1834 ENGLISH POETRY 1579-1830: SPENSER AND THE TRADITION

Rev. Joseph Spence

John Wilson, in "Spenser" Blackwood's Magazine 36 (1834) 418-19.

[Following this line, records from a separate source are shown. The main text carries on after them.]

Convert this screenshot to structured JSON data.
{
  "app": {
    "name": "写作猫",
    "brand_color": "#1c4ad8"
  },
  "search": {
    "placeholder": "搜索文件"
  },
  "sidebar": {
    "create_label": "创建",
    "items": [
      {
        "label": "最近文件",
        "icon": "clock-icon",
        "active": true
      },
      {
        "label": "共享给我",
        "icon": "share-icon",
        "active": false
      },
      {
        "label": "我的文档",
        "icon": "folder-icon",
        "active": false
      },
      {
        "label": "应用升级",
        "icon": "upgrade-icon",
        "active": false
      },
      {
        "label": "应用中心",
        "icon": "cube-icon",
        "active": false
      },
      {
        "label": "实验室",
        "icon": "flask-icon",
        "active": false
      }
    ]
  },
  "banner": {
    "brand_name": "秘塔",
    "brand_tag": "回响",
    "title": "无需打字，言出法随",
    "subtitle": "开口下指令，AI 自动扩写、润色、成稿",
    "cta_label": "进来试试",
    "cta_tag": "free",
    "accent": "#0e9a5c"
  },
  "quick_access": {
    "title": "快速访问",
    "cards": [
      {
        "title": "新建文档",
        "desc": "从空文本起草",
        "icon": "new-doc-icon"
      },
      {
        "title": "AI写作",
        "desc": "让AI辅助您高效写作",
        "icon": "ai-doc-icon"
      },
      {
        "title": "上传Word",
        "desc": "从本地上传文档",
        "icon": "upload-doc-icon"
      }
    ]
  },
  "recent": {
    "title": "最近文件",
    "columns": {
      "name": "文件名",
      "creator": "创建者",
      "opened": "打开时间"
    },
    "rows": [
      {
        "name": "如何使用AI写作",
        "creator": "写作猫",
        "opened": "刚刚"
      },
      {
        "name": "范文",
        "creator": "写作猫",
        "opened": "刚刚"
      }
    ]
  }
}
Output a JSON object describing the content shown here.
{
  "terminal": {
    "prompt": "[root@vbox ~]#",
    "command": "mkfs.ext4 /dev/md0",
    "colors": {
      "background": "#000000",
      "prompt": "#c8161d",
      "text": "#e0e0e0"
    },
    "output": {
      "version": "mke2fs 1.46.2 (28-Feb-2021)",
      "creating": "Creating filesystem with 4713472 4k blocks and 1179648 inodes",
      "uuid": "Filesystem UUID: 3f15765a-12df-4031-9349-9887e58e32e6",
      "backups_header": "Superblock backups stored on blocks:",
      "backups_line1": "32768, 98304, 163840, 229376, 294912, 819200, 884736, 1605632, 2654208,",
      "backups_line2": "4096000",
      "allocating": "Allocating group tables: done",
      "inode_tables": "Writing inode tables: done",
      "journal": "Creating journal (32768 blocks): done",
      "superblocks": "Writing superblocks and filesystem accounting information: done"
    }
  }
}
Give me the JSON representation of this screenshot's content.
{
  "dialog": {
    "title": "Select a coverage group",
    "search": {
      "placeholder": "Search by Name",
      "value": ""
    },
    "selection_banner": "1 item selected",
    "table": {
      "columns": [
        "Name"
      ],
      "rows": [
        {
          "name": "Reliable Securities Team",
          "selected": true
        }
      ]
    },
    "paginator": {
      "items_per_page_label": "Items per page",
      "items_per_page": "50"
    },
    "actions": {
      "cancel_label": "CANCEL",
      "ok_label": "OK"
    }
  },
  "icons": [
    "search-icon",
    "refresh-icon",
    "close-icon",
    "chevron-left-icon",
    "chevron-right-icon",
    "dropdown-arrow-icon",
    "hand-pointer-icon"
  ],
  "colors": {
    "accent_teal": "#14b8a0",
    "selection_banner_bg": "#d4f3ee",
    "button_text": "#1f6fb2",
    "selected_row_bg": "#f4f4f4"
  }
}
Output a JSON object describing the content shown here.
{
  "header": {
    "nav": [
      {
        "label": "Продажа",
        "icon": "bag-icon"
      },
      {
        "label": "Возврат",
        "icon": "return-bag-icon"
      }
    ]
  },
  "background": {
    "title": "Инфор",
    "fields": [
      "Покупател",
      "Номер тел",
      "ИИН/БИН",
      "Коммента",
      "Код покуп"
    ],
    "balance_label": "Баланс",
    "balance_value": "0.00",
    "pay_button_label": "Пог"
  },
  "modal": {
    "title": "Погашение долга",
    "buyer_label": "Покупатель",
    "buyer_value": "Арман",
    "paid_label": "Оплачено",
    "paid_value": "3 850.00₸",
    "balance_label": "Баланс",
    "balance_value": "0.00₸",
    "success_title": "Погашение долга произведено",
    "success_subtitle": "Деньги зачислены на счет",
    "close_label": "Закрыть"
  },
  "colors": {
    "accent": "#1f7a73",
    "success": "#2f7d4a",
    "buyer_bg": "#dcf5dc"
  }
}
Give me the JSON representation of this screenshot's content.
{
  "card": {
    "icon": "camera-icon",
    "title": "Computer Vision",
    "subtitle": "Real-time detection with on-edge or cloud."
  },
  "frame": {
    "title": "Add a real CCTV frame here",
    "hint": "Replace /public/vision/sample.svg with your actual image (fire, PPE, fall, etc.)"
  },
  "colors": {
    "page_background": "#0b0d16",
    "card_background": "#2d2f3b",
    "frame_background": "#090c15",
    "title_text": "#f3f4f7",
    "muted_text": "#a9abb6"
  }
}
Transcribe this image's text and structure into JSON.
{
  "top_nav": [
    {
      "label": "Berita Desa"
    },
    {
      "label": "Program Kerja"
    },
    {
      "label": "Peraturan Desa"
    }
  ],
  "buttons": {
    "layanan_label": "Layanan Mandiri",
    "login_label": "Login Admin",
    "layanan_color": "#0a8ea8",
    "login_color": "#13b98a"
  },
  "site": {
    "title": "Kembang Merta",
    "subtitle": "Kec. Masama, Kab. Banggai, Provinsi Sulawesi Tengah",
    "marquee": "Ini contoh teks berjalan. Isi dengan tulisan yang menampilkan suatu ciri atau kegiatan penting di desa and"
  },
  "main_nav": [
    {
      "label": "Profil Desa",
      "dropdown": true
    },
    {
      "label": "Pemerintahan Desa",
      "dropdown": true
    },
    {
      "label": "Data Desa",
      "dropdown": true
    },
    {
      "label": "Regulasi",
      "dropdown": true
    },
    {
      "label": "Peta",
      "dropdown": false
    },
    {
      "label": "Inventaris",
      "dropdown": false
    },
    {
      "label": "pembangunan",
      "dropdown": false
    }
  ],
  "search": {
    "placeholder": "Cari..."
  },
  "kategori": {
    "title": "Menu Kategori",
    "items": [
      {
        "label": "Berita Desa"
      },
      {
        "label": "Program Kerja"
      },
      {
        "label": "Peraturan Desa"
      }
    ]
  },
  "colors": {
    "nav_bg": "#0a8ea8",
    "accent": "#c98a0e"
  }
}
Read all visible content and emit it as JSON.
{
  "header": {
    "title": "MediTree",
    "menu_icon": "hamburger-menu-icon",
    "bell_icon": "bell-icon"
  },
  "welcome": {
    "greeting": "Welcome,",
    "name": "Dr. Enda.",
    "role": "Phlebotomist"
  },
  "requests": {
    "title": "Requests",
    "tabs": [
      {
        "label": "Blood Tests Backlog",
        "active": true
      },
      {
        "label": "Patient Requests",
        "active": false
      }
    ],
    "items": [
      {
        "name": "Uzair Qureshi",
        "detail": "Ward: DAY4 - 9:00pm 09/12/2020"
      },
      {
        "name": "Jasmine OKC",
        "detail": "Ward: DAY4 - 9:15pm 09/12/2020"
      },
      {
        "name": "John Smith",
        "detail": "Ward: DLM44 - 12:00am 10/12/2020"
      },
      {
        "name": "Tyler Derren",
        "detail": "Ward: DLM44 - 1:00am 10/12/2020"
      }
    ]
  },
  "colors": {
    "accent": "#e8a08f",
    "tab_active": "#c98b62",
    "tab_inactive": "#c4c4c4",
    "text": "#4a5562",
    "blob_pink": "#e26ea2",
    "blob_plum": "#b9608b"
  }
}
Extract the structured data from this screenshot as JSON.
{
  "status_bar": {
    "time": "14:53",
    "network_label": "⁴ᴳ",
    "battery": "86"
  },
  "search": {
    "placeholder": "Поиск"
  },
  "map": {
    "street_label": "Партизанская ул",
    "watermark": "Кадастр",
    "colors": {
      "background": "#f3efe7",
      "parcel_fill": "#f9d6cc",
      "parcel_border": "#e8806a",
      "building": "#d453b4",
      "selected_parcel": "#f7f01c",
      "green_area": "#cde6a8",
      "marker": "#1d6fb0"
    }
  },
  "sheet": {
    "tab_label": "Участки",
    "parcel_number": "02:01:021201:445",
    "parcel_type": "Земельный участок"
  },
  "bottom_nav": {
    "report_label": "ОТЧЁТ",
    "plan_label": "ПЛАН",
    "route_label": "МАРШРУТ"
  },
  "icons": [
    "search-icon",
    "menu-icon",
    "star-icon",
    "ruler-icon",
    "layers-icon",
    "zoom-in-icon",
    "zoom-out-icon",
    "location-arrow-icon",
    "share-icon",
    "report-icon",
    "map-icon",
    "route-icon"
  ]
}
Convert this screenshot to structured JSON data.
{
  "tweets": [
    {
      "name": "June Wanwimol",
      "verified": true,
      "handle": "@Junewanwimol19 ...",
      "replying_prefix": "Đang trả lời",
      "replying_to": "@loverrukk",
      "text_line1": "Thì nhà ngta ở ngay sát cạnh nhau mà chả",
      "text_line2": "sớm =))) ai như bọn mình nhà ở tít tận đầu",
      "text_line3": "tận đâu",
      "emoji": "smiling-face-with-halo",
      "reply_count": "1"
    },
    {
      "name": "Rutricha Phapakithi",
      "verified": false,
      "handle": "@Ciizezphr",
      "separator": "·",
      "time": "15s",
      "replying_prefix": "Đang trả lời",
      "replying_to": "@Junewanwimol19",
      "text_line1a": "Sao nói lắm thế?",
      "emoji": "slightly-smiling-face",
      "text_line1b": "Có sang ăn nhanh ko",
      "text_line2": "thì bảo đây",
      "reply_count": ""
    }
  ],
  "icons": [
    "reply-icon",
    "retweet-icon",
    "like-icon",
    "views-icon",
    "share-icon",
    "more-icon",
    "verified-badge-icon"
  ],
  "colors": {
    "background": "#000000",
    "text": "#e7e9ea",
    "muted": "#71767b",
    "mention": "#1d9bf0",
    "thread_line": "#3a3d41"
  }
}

Old Polymetis, who, though a respectable scholar, was but a booby of the lowest form in scholarship to Spenser, blames all the beautiful intermeddling with the Greek mythology which the poet makes in the fulness of knowledge and the spirit of love. He rates him for introducing a company of Satyrs to save a lady from rape, "though their distinguishing character," quoth Poly, "was lust." Oh! blindness beyond bat or mole not to see the beauty of the power of chastity in changing the brutal nature of the most salvage of beasts! Then Spenser has absolutely made Sylvanus the god or governor of the Satyrs! — a dignity of which there is no mention in the ancients; and he has — without authority — put an ivy-girdle round his waist! 'Twas right that the old governor should be decent as well as dignified; in ancient days he never saw the face of Una. Spence re-rates Spenser for having unclassically given the Day or Morning purple hair; yet he himself wore a wig illustrious with that light of love. The poet, too, is charged with making the Sirens half-fish — which Horace seems to have done before him, and Flaxman after; — "Desinit in piscem mulier formosa superne," being, we hope, not applicable to ladies not absolutely Sirens. But all these violations of the respect due to the Greek mythology are trifles to the three that follow. The author of the Faerie Queen has wantonly, and in the face of the Herald's-office, married Clio to Apollo, thereby throwing a slur on the other Muses, who must be looked on in the light of mistresses; more audacious still, he has asserted that Cupid is brother to the Graces, who are thus made the natural daughters of Venus, which we verily believe they were; and he reaches the climax of iniquity, by not only bringing Neptune to the marriage of the Thames and Medway — (surely nobody who has tasted the water between Sheerness and Chatham can doubt that it is salt) — but by greatly increasing the sea-god's court, and adding several deities as his attendants, which were never regarded as such by any of the ancients. What an advantage to a critic to be well read in the classics!